The Los Angeles Lakers recently started training camp at their team facility in El Segundo, Calif., without little fanfare. There were no one-hour ESPN specials to announce their existence and there were no pyrotechnics to introduce Kobe Bryant, Phil Jackson and Pau Gasol – the real Three Kings of the NBA.
Unlike their neighbors from South Beach who boasted that they are going to set the league on fire this season, it’s business as usual for the Lakers – and that’s how they like it in Title Town. The two-time defending NBA champions don’t need to flex their muscles or brag to everyone how great they are. Those 10 gold ball trophies sitting in their practice facility speak for themselves.
The NBA season ended with the Lakers on top and it’s only fitting to start the season talking about the Lakers first.
The Lakers return the nucleus of their 2010 championship squad. They still have arguably the best player on the planet in Bryant, arguably the best big man in the NBA in Gasol, arguably the best defender in the NBA in Ron Artest and arguably the best sixth man in the league in Lamar Odom. And, oh by the way, they have the greatest coach in NBA history in the Zen Master. No argument there.
Add free agents Matt Barnes and Steve Blake to an already formidable roster and you have easily the best and most complete team in the Association. There should be no argument there.
All the buzz during offseason was how good or great the Miami Heat will be this season with the addition of LeBron James and Chris Bosh to go with Dwyane Wade. Even some Las Vegas oddsmakers are picking the Heat as the favorite to win it all this season. Last time I checked, two of those three guys haven’t won an NBA title and Wade won his four years ago. Adam Morrison has more championship rings than the much-hyped Heat trio!
Based on past history, championships are won inside and that’s the one big advantage the Lakers have over the Heat is their size, strength and length. Teams with the best interior offense and interior defense are the ones collecting rings. It’s a proven formula. Bill Russell was the anchor of the Celtics dynasty, Kareem Abdul-Jabbar was the anchor of the Showtime Lakers, Hakeem Olajuwon was the anchor of the Rockets, Tim Duncan was the anchor of the Spurs, and Shaquille O’Neal was the anchor of the Lakers’ three-peat.
As good as Kobe is, he has never won a championship without a dominant big man. He had Shaq earlier in the decade and now he has Gasol and Andrew Bynum (aka The Hollywood Hills) at the end of the decade. Add Odom to the mix and Bryant is blessed with three freakishly good low-post players who can score, rebound and defend.
“It’s defense and rebounding. That’s what wins championships,” Bryant said on Monday during NBATV’s “Real Training Camp.”
Since acquiring Gasol, the Lakers have won more than 80% of their regular-season games and have been to the NBA Finals three consecutive seasons – winning the last two. His performance in Game 7 of the NBA Finals against the Celtics was legendary, and he could have easily been named the Finals MVP.

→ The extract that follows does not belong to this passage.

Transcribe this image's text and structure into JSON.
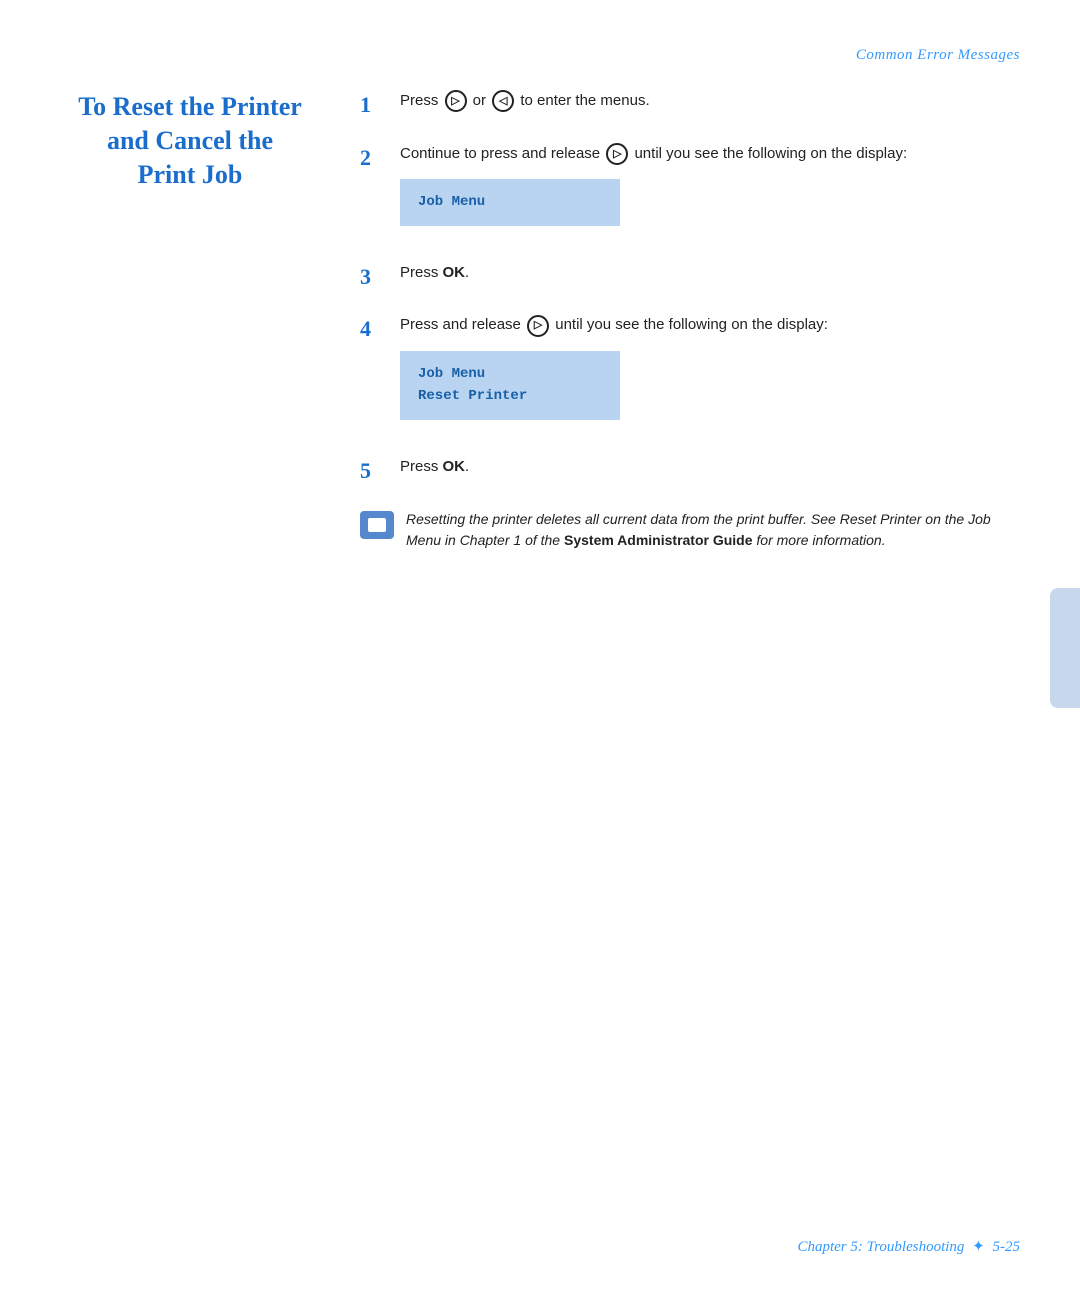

Gasol is going to have to carry the load for the first couple of months because his fellow big man, Bynum, will be sidelined recovering from knee surgery due to a torn meniscus. There were reports that Bynum was too casual about getting his knee fixed during the offseason, but Lakers General Manager Mitch Kupchak said on Monday that the Lakers were not “blindsided” by the late surgery and the Lakers were well aware that Bynum could miss the first month of the season.

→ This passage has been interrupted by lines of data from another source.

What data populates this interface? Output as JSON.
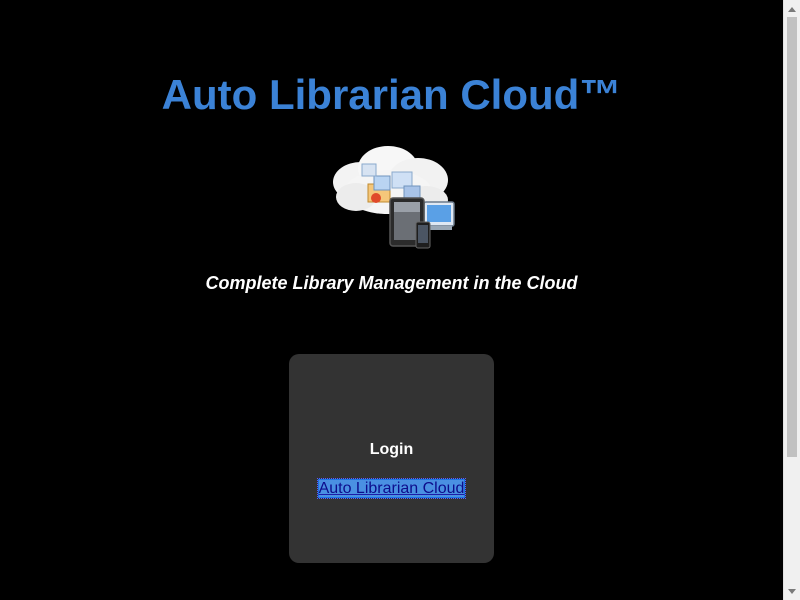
{
  "page": {
    "title": "Auto Librarian Cloud™",
    "tagline": "Complete Library Management in the Cloud",
    "hero_image": "cloud-devices-illustration"
  },
  "login": {
    "heading": "Login",
    "link_text": "Auto Librarian Cloud"
  },
  "colors": {
    "background": "#000000",
    "title": "#3b82d6",
    "panel": "#333333",
    "text": "#ffffff",
    "link": "#0d0d8c"
  },
  "icons": {
    "scroll_up": "chevron-up-icon",
    "scroll_down": "chevron-down-icon"
  }
}
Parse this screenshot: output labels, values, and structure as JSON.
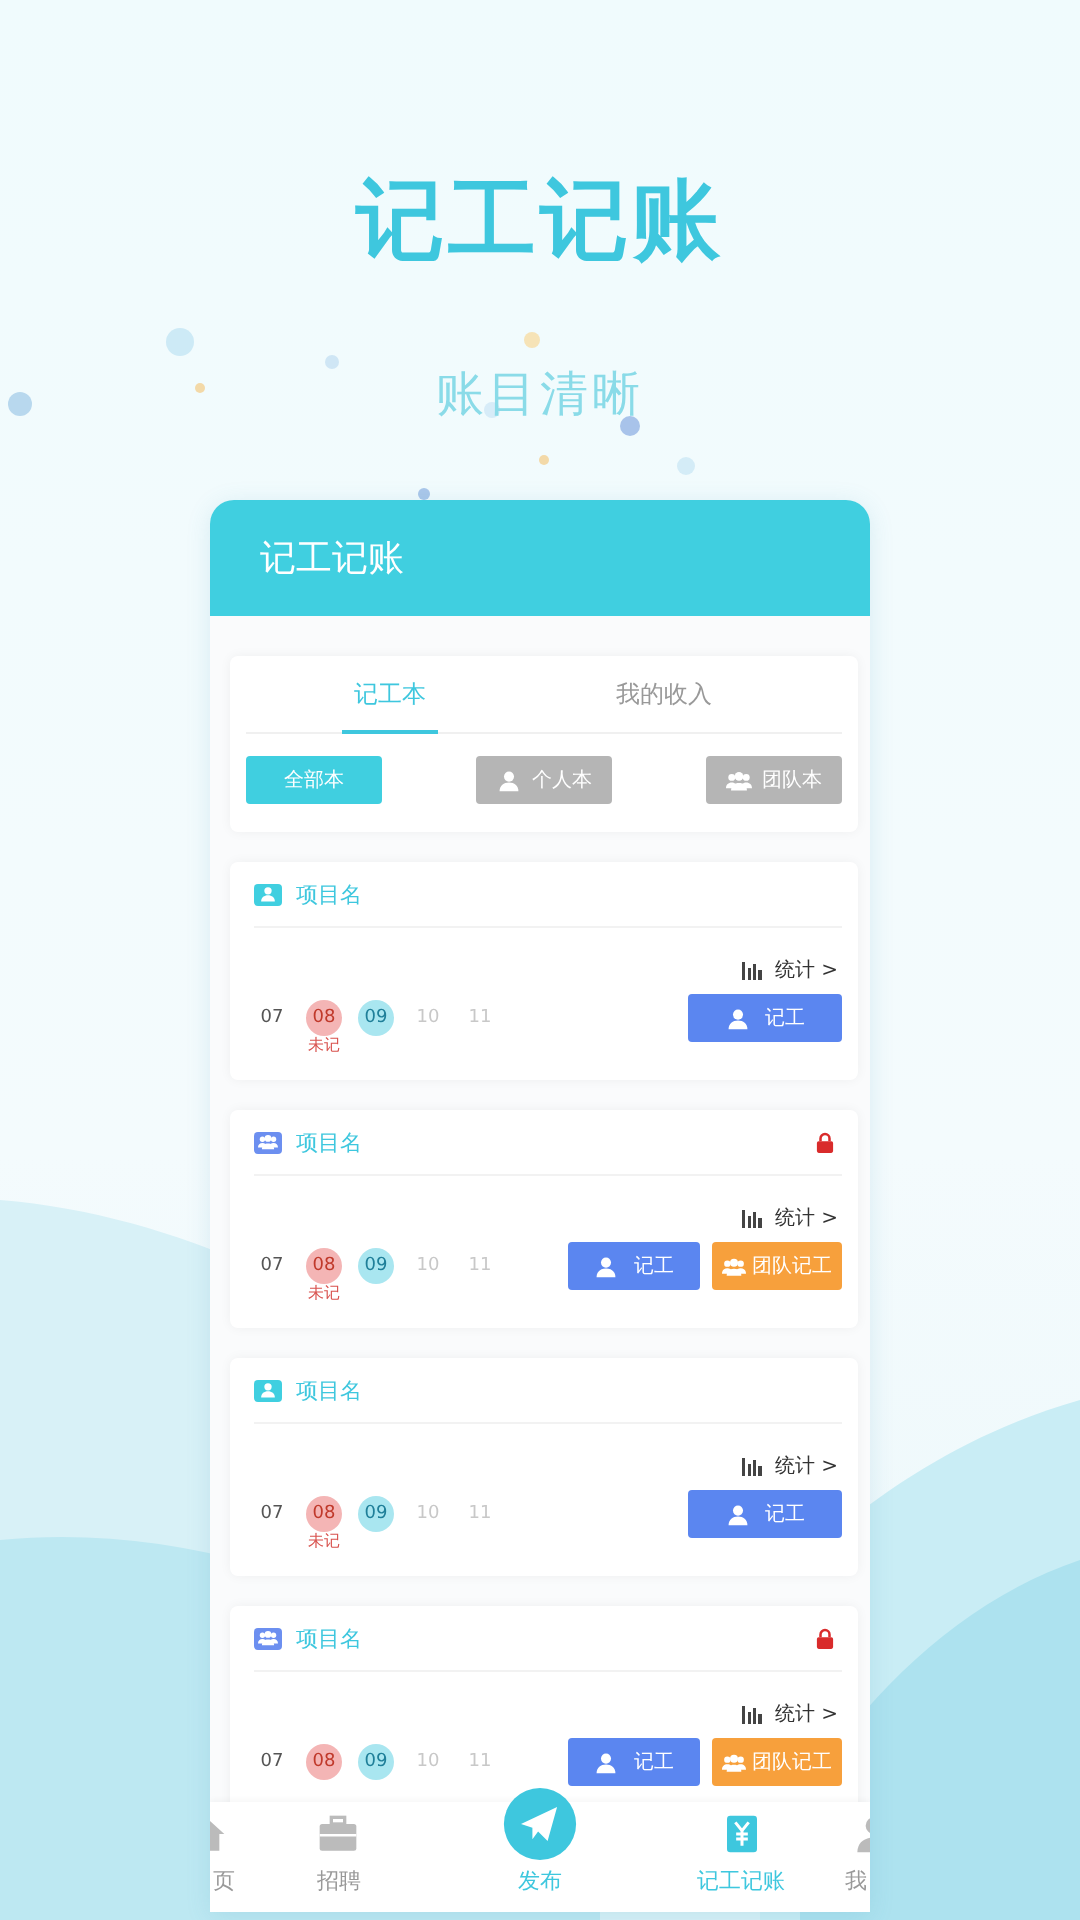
{
  "headline": "记工记账",
  "subheadline": "账目清晰",
  "app": {
    "title": "记工记账",
    "tabs": [
      {
        "label": "记工本",
        "selected": true
      },
      {
        "label": "我的收入",
        "selected": false
      }
    ],
    "filters": [
      {
        "label": "全部本",
        "kind": "all",
        "selected": true
      },
      {
        "label": "个人本",
        "kind": "personal",
        "selected": false
      },
      {
        "label": "团队本",
        "kind": "team",
        "selected": false
      }
    ],
    "projects": [
      {
        "kind": "personal",
        "name": "项目名",
        "locked": false,
        "stats": "统计 >",
        "dates": [
          {
            "day": "07",
            "kind": "plain"
          },
          {
            "day": "08",
            "kind": "missed",
            "note": "未记"
          },
          {
            "day": "09",
            "kind": "today"
          },
          {
            "day": "10",
            "kind": "future"
          },
          {
            "day": "11",
            "kind": "future"
          }
        ],
        "buttons": [
          {
            "label": "记工",
            "kind": "personal"
          }
        ]
      },
      {
        "kind": "team",
        "name": "项目名",
        "locked": true,
        "stats": "统计 >",
        "dates": [
          {
            "day": "07",
            "kind": "plain"
          },
          {
            "day": "08",
            "kind": "missed",
            "note": "未记"
          },
          {
            "day": "09",
            "kind": "today"
          },
          {
            "day": "10",
            "kind": "future"
          },
          {
            "day": "11",
            "kind": "future"
          }
        ],
        "buttons": [
          {
            "label": "记工",
            "kind": "personal"
          },
          {
            "label": "团队记工",
            "kind": "team"
          }
        ]
      },
      {
        "kind": "personal",
        "name": "项目名",
        "locked": false,
        "stats": "统计 >",
        "dates": [
          {
            "day": "07",
            "kind": "plain"
          },
          {
            "day": "08",
            "kind": "missed",
            "note": "未记"
          },
          {
            "day": "09",
            "kind": "today"
          },
          {
            "day": "10",
            "kind": "future"
          },
          {
            "day": "11",
            "kind": "future"
          }
        ],
        "buttons": [
          {
            "label": "记工",
            "kind": "personal"
          }
        ]
      },
      {
        "kind": "team",
        "name": "项目名",
        "locked": true,
        "stats": "统计 >",
        "dates": [
          {
            "day": "07",
            "kind": "plain"
          },
          {
            "day": "08",
            "kind": "missed"
          },
          {
            "day": "09",
            "kind": "today"
          },
          {
            "day": "10",
            "kind": "future"
          },
          {
            "day": "11",
            "kind": "future"
          }
        ],
        "buttons": [
          {
            "label": "记工",
            "kind": "personal"
          },
          {
            "label": "团队记工",
            "kind": "team"
          }
        ]
      }
    ],
    "nav": [
      {
        "label": "页",
        "kind": "home",
        "selected": false
      },
      {
        "label": "招聘",
        "kind": "jobs",
        "selected": false
      },
      {
        "label": "发布",
        "kind": "publish",
        "selected": false
      },
      {
        "label": "记工记账",
        "kind": "ledger",
        "selected": true
      },
      {
        "label": "我",
        "kind": "me",
        "selected": false
      }
    ]
  }
}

“The diagnosis, which was made back in the playoffs was correct,” Kupchak told NBATV on Monday. “When the surgery rolled around in mid-July, we anticipated that [the cartilage] would be taken out and that’s normally six or seven weeks in terms of a recovery. [The doctor] chose to sew it back in place, which is better for the player in the long run because he’s not missing cartilage; it’s better for his career, better for his life down the road. The downside of doing that, it takes a real long, long time to heal. So, something that we felt would be six weeks now goes to 10 to 12 weeks.”
Bynum is not the only Laker starter sitting out training camp. Bryant had offseason knee surgery on his right knee, and as a precaution he is easing his way back into form. When Bryant was asked what the time table is for his return, he said: “When [the knee] is ready, I’ll play.” Bryant said he rested all summer and there shouldn’t be any worries regarding his health. Translation: He’ll be starting on opening night.